What you return should be every line below, word for word, and none of the images.

[Page and application data records]

== == ==

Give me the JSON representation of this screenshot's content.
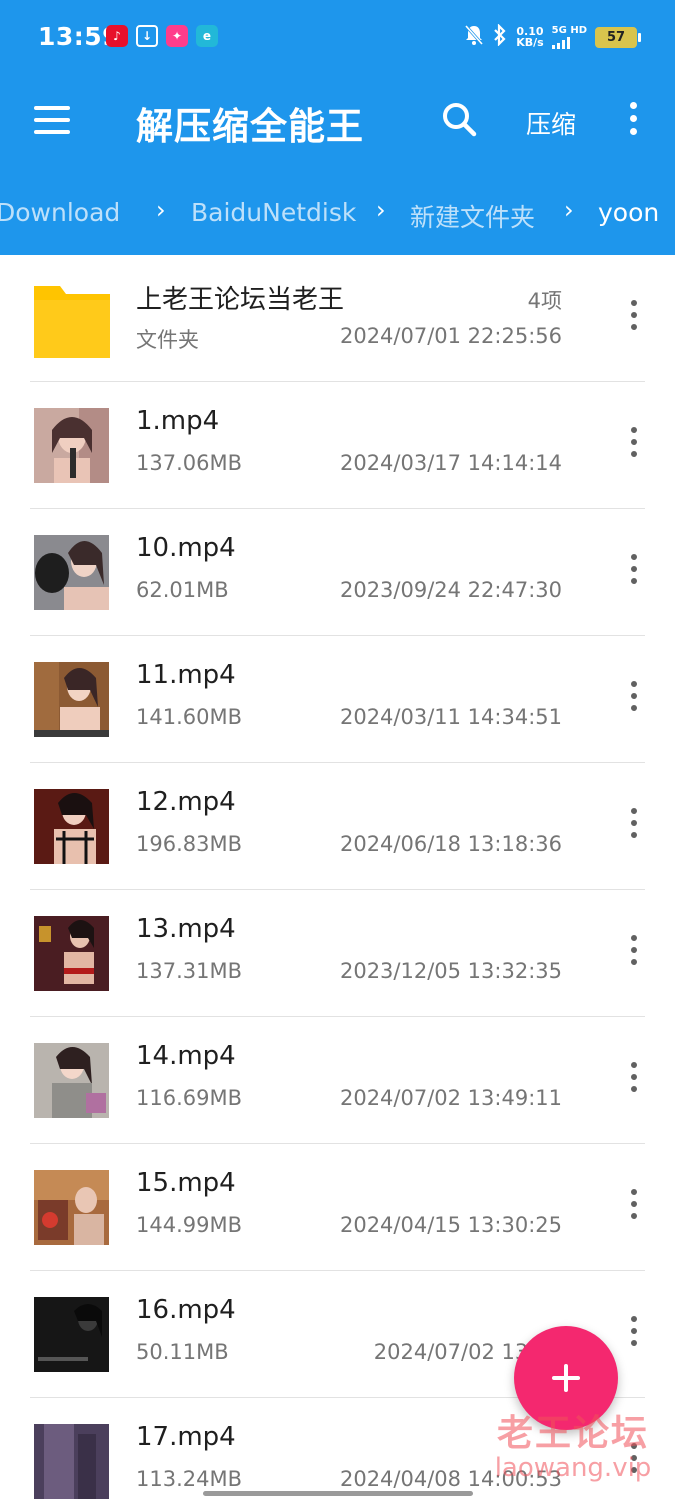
{
  "status_bar": {
    "time": "13:59",
    "net_speed_value": "0.10",
    "net_speed_unit": "KB/s",
    "network_type": "5G HD",
    "battery": "57",
    "notification_icons": [
      "netease-music-icon",
      "download-icon",
      "pink-app-icon",
      "cyan-app-icon"
    ]
  },
  "toolbar": {
    "title": "解压缩全能王",
    "compress_label": "压缩"
  },
  "breadcrumb": [
    "Download",
    "BaiduNetdisk",
    "新建文件夹",
    "yoon"
  ],
  "files": [
    {
      "name": "上老王论坛当老王",
      "meta": "文件夹",
      "count": "4项",
      "date": "2024/07/01 22:25:56",
      "type": "folder"
    },
    {
      "name": "1.mp4",
      "meta": "137.06MB",
      "date": "2024/03/17 14:14:14",
      "type": "video"
    },
    {
      "name": "10.mp4",
      "meta": "62.01MB",
      "date": "2023/09/24 22:47:30",
      "type": "video"
    },
    {
      "name": "11.mp4",
      "meta": "141.60MB",
      "date": "2024/03/11 14:34:51",
      "type": "video"
    },
    {
      "name": "12.mp4",
      "meta": "196.83MB",
      "date": "2024/06/18 13:18:36",
      "type": "video"
    },
    {
      "name": "13.mp4",
      "meta": "137.31MB",
      "date": "2023/12/05 13:32:35",
      "type": "video"
    },
    {
      "name": "14.mp4",
      "meta": "116.69MB",
      "date": "2024/07/02 13:49:11",
      "type": "video"
    },
    {
      "name": "15.mp4",
      "meta": "144.99MB",
      "date": "2024/04/15 13:30:25",
      "type": "video"
    },
    {
      "name": "16.mp4",
      "meta": "50.11MB",
      "date": "2024/07/02 13:48",
      "type": "video"
    },
    {
      "name": "17.mp4",
      "meta": "113.24MB",
      "date": "2024/04/08 14:00:53",
      "type": "video"
    }
  ],
  "watermark": {
    "text": "老王论坛",
    "url": "laowang.vip"
  },
  "colors": {
    "header": "#1e96ec",
    "fab": "#f4286f",
    "folder": "#ffc400"
  }
}
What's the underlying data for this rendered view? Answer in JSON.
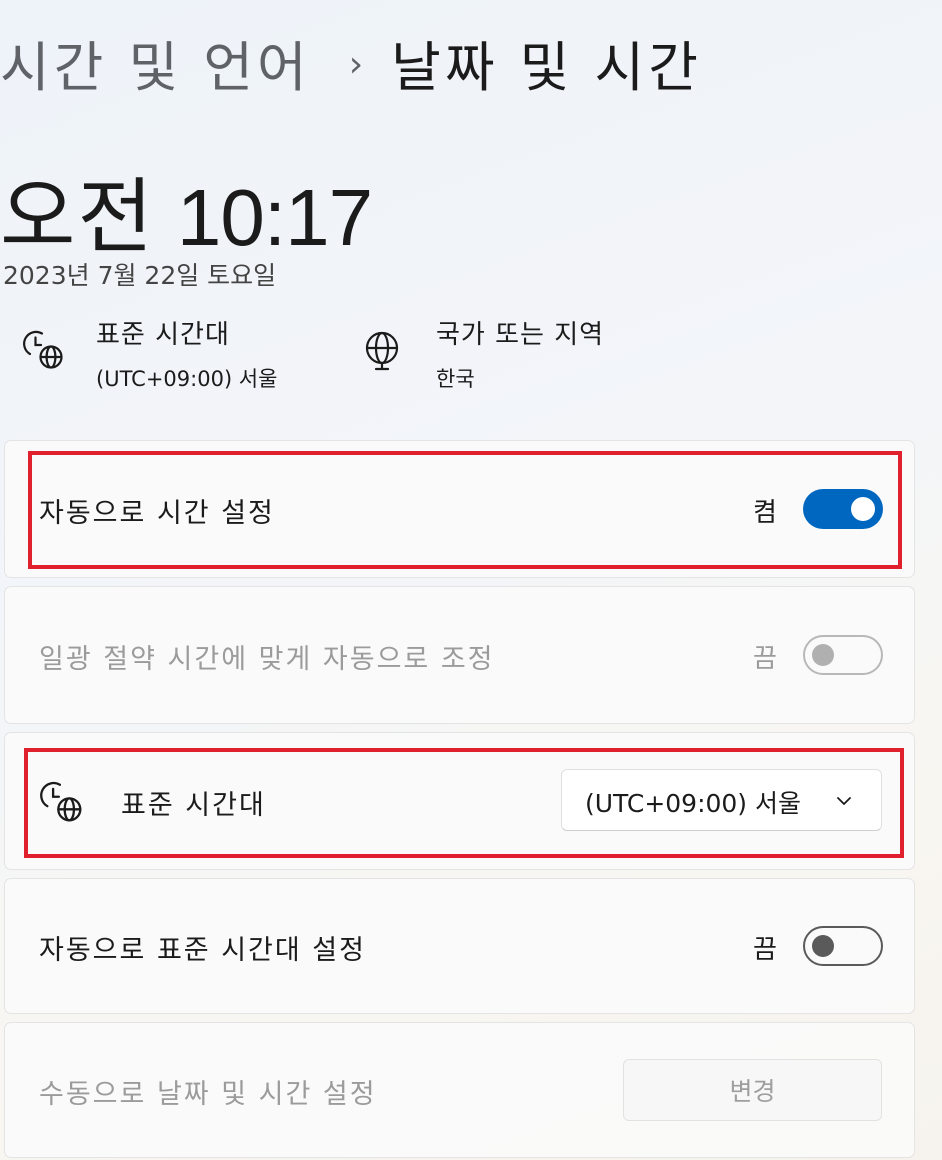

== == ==

**Solution for this problem:**
Give me the JSON representation of this screenshot's content.
{
  "status_bar": {
    "time": "13:59",
    "net_speed_value": "0.10",
    "net_speed_unit": "KB/s",
    "network_type": "5G HD",
    "battery": "57",
    "notification_icons": [
      "netease-music-icon",
      "download-icon",
      "pink-app-icon",
      "cyan-app-icon"
    ]
  },
  "toolbar": {
    "title": "解压缩全能王",
    "compress_label": "压缩"
  },
  "breadcrumb": [
    "Download",
    "BaiduNetdisk",
    "新建文件夹",
    "yoon"
  ],
  "files": [
    {
      "name": "上老王论坛当老王",
      "meta": "文件夹",
      "count": "4项",
      "date": "2024/07/01 22:25:56",
      "type": "folder"
    },
    {
      "name": "1.mp4",
      "meta": "137.06MB",
      "date": "2024/03/17 14:14:14",
      "type": "video"
    },
    {
      "name": "10.mp4",
      "meta": "62.01MB",
      "date": "2023/09/24 22:47:30",
      "type": "video"
    },
    {
      "name": "11.mp4",
      "meta": "141.60MB",
      "date": "2024/03/11 14:34:51",
      "type": "video"
    },
    {
      "name": "12.mp4",
      "meta": "196.83MB",
      "date": "2024/06/18 13:18:36",
      "type": "video"
    },
    {
      "name": "13.mp4",
      "meta": "137.31MB",
      "date": "2023/12/05 13:32:35",
      "type": "video"
    },
    {
      "name": "14.mp4",
      "meta": "116.69MB",
      "date": "2024/07/02 13:49:11",
      "type": "video"
    },
    {
      "name": "15.mp4",
      "meta": "144.99MB",
      "date": "2024/04/15 13:30:25",
      "type": "video"
    },
    {
      "name": "16.mp4",
      "meta": "50.11MB",
      "date": "2024/07/02 13:48",
      "type": "video"
    },
    {
      "name": "17.mp4",
      "meta": "113.24MB",
      "date": "2024/04/08 14:00:53",
      "type": "video"
    }
  ],
  "watermark": {
    "text": "老王论坛",
    "url": "laowang.vip"
  },
  "colors": {
    "header": "#1e96ec",
    "fab": "#f4286f",
    "folder": "#ffc400"
  }
}
What's the underlying data for this rendered view? Answer in JSON.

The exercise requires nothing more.